“Obama’s Wars”

A Conversation with Bob Woodward

Photo by Duke Photography. Investigative reporter Bob Woodward speaks to a crowd at the Sanford School of Public Policy. Woodward is touring to promote his book "Obama's Wars" and signed copies of the book.

Photo by Duke Photography.

Woodward talks about democracy and national security

By Patricia Lee | Duke Today October 28, 2010

Addressing an audience of about 350 students, faculty and community members in Fleishman Commons Wednesday night, Washington Post associate editor Bob Woodward answered questions about the difference between the Bush and Obama administrations, secret government and acquiring information and gathering sources.

Woodward-who has written or co-written 14 best sellers in his 40-year journalism career about Watergate, the Supreme Court, the CIA, the Pentagon, the Federal reserve and the White House under various presidents-discussed his new book, “Obama’s Wars,” with Peter Feaver, a Duke professor of political science and public policy.

“What worries me most is secret government; whoever said democracy dies in darkness had it right. If we don’t know what’s going on, we’ll die,” said Woodward, who reported on the Watergate scandal with Post colleague Carl Bernstein. “This is what Nixon did … he was using the power of the presidency as an instrument of personal revenge. … Governing is about doing the right thing, finding a common purpose, and that’s what’s driving me to dig into it and explain what’s going on.”

After commenting that the past three presidents have all acted in good faith to do the right thing and have avoided the misapplication of power seen under the Nixon administration, Woodward discussed President Obama’s views on the war in Afghanistan.

“I thought, quite frankly, about calling this book ‘The Divided Man.’… In his Nobel Prize acceptance speech, he says, ‘War is sometimes necessary, but war is never glorious. …’ He wants out of Afghanistan.

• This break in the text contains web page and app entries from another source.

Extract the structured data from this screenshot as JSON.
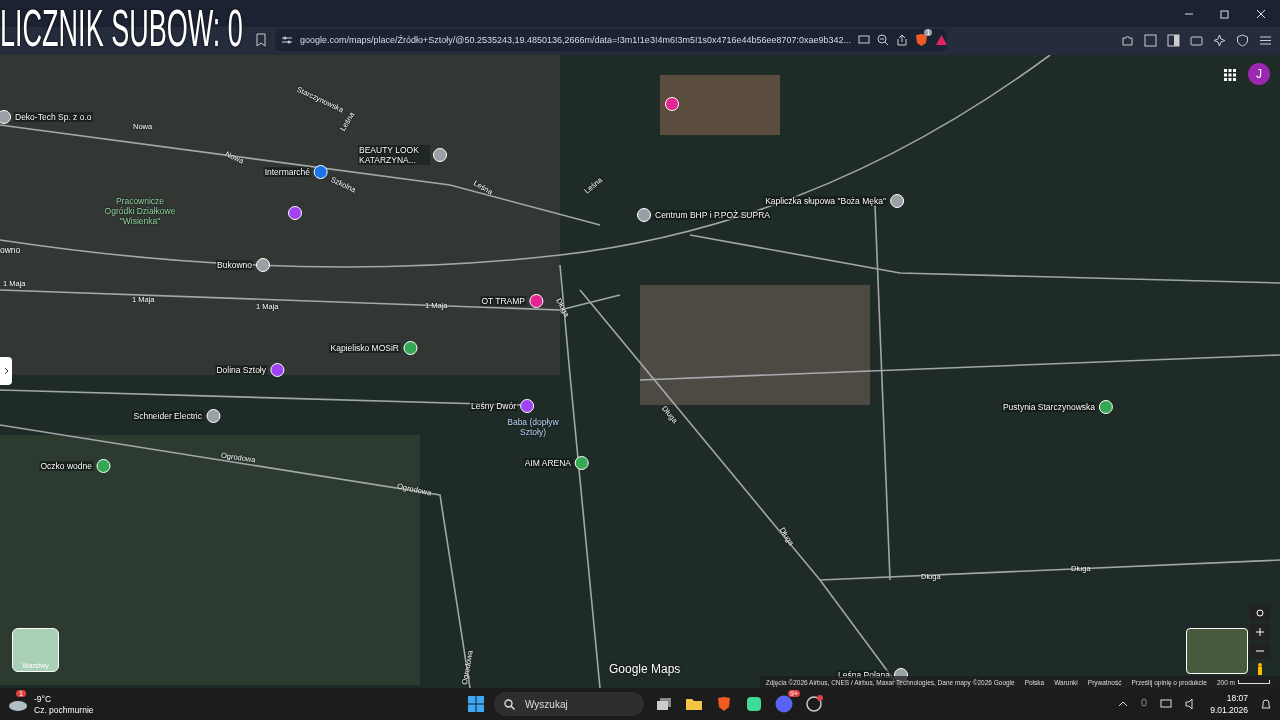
{
  "overlay": {
    "text": "LICZNIK SUBOW: 0"
  },
  "browser": {
    "url": "google.com/maps/place/Źródło+Sztoły/@50.2535243,19.4850136,2666m/data=!3m1!1e3!4m6!3m5!1s0x4716e44b56ee8707:0xae9b342...",
    "extension_badge": "1"
  },
  "map": {
    "avatar": "J",
    "layers_label": "Warstwy",
    "logo": "Google Maps",
    "places": [
      {
        "text": "Deko-Tech Sp. z o.o",
        "color": "#9aa0a6"
      },
      {
        "text": "BEAUTY LOOK KATARZYNA...",
        "color": "#9aa0a6"
      },
      {
        "text": "Intermarché",
        "color": "#1a73e8"
      },
      {
        "color": "#a142f4"
      },
      {
        "text": "Bukowno",
        "color": "#9aa0a6"
      },
      {
        "color": "#e52592"
      },
      {
        "text": "Centrum BHP i P.POŻ SUPRA",
        "color": "#9aa0a6"
      },
      {
        "text": "Kapliczka słupowa \"Boża Męka\"",
        "color": "#9aa0a6"
      },
      {
        "text": "OT TRAMP",
        "color": "#e52592"
      },
      {
        "text": "Kąpielisko MOSiR",
        "color": "#34a853"
      },
      {
        "text": "Dolina Sztoły",
        "color": "#a142f4"
      },
      {
        "text": "Leśny Dwór",
        "color": "#a142f4"
      },
      {
        "text": "Schneider Electric",
        "color": "#9aa0a6"
      },
      {
        "text": "AIM ARENA",
        "color": "#34a853"
      },
      {
        "text": "Oczko wodne",
        "color": "#34a853"
      },
      {
        "text": "Pustynia Starczynowska",
        "color": "#34a853"
      },
      {
        "text": "Leśna Polana",
        "color": "#9aa0a6"
      }
    ],
    "areas": [
      {
        "text": "Pracownicze Ogródki Działkowe \"Wisienka\"",
        "kind": "garden"
      },
      {
        "text": "Baba (dopływ Sztoły)",
        "kind": "water"
      },
      {
        "text": "owno",
        "kind": "town"
      }
    ],
    "streets": [
      "Nowa",
      "Nowa",
      "Szkolna",
      "Leśna",
      "Leśna",
      "Leśna",
      "Starczynowska",
      "1 Maja",
      "1 Maja",
      "1 Maja",
      "1 Maja",
      "Długa",
      "Długa",
      "Długa",
      "Długa",
      "Długa",
      "Ogrodowa",
      "Ogrodowa",
      "Ogrodowa"
    ],
    "footer": [
      "Zdjęcia ©2026 Airbus, CNES / Airbus, Maxar Technologies, Dane mapy ©2026 Google",
      "Polska",
      "Warunki",
      "Prywatność",
      "Prześlij opinię o produkcie"
    ],
    "scale": "200 m"
  },
  "taskbar": {
    "temperature": "-9°C",
    "weather": "Cz. pochmurnie",
    "weather_badge": "1",
    "search_placeholder": "Wyszukaj",
    "chat_badge": "9+",
    "time": "18:07",
    "date": "9.01.2026"
  }
}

You listen to his speeches, and he hasn’t given many speeches on this recently, and that doesn’t come through, but digging under the surface, it does, and I quite frankly think that it’s important for the public to know that the commander in chief wants out.”

The lecture was presented by the Von der Heyden Fellows Program Endowment Fund and sponsored by the Duke Program in American Grand Strategy. The event was co-sponsored by the Sanford School of Public Policy, the Triangle Institute for Security Studies and Duke University Union.

View the original article in Duke Today here.